The Writing Man

In the field of science fiction and fantasy, few writers cast a larger shadow than that of Charles Beaumont. Only Rod Serling himself penned more episodes of The Twilight Zone, and Beaumont created many other memorable tales in books, short stories and movies.

How memorable? Had he not died so young, “he would be equal to me,” Ray Bradbury says. “People would know him all over the world.”

Charles Beaumont and Robin Hughes on the set of "The Howling Man".

Charles Beaumont and Robin Hughes on the set of “The Howling Man”.

I learned that, and many other things, from “Charles Beaumont: The Short Life of Twilight Zone’s Magic Man,” a feature-length documentary by Jason Brock. If you’ve ever wanted to know more about the unique mind behind such Zone classics as “Long Live Walter Jameson,” “The Howling Man,” “Perchance to Dream” and “Shadow Play,” I encourage you to check it out.

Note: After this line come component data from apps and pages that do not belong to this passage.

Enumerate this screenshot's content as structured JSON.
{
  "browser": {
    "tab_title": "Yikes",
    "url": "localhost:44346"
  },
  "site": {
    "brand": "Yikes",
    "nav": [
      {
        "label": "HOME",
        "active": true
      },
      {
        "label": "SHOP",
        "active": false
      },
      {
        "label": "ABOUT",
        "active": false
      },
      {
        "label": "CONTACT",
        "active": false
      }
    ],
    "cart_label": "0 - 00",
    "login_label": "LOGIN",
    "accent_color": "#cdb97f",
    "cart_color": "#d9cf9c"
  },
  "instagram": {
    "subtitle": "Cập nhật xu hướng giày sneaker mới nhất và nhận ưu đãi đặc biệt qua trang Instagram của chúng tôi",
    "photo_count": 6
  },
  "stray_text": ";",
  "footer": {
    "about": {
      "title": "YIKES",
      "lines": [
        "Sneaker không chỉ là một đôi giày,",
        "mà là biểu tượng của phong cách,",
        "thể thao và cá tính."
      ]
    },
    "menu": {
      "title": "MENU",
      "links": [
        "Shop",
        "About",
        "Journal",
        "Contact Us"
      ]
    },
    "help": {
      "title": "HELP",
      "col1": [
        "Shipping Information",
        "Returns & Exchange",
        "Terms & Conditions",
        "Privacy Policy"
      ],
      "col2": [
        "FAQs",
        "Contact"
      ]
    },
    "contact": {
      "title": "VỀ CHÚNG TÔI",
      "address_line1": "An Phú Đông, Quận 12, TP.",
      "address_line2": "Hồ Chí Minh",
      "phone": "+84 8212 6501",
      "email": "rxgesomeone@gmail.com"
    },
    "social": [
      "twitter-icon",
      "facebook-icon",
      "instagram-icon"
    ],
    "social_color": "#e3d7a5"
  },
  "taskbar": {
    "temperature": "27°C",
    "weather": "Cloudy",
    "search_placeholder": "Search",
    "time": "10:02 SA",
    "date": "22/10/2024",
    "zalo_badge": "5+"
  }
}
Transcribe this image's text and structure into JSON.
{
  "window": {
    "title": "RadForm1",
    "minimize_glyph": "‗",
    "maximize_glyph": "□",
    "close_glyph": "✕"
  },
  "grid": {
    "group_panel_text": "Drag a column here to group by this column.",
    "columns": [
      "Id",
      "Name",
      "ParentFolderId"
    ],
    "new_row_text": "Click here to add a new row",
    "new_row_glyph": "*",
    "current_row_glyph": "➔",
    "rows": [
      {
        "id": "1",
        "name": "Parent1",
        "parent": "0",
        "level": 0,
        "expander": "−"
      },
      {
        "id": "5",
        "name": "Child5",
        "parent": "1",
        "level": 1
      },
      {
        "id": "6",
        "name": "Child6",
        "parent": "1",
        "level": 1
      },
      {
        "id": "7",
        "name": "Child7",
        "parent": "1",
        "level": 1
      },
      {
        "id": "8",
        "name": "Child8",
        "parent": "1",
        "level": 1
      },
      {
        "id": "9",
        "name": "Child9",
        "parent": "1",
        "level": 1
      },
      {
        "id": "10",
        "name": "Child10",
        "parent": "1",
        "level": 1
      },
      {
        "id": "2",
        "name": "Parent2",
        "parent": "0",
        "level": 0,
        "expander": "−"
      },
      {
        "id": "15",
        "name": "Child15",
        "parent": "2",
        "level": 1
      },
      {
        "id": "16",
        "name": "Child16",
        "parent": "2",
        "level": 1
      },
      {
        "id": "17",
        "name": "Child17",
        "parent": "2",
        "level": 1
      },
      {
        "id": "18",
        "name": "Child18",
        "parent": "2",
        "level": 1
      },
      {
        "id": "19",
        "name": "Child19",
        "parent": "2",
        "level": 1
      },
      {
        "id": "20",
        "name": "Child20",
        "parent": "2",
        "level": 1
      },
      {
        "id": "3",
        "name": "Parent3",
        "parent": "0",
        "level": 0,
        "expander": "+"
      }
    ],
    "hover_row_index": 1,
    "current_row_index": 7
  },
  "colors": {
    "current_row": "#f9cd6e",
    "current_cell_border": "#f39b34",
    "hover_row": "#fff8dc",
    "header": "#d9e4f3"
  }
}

The film is packed with stories and remembrances, told by those who knew Beaumont best: Bradbury, Richard Matheson, John Tomerlin, William Nolan, Harlan Ellison and many others, including Beaumont’s son Christopher. They explain how his wild flights of imagination and tenacious spirit helped reshape their corner of the fiction world in profound ways. Read the rest of this entry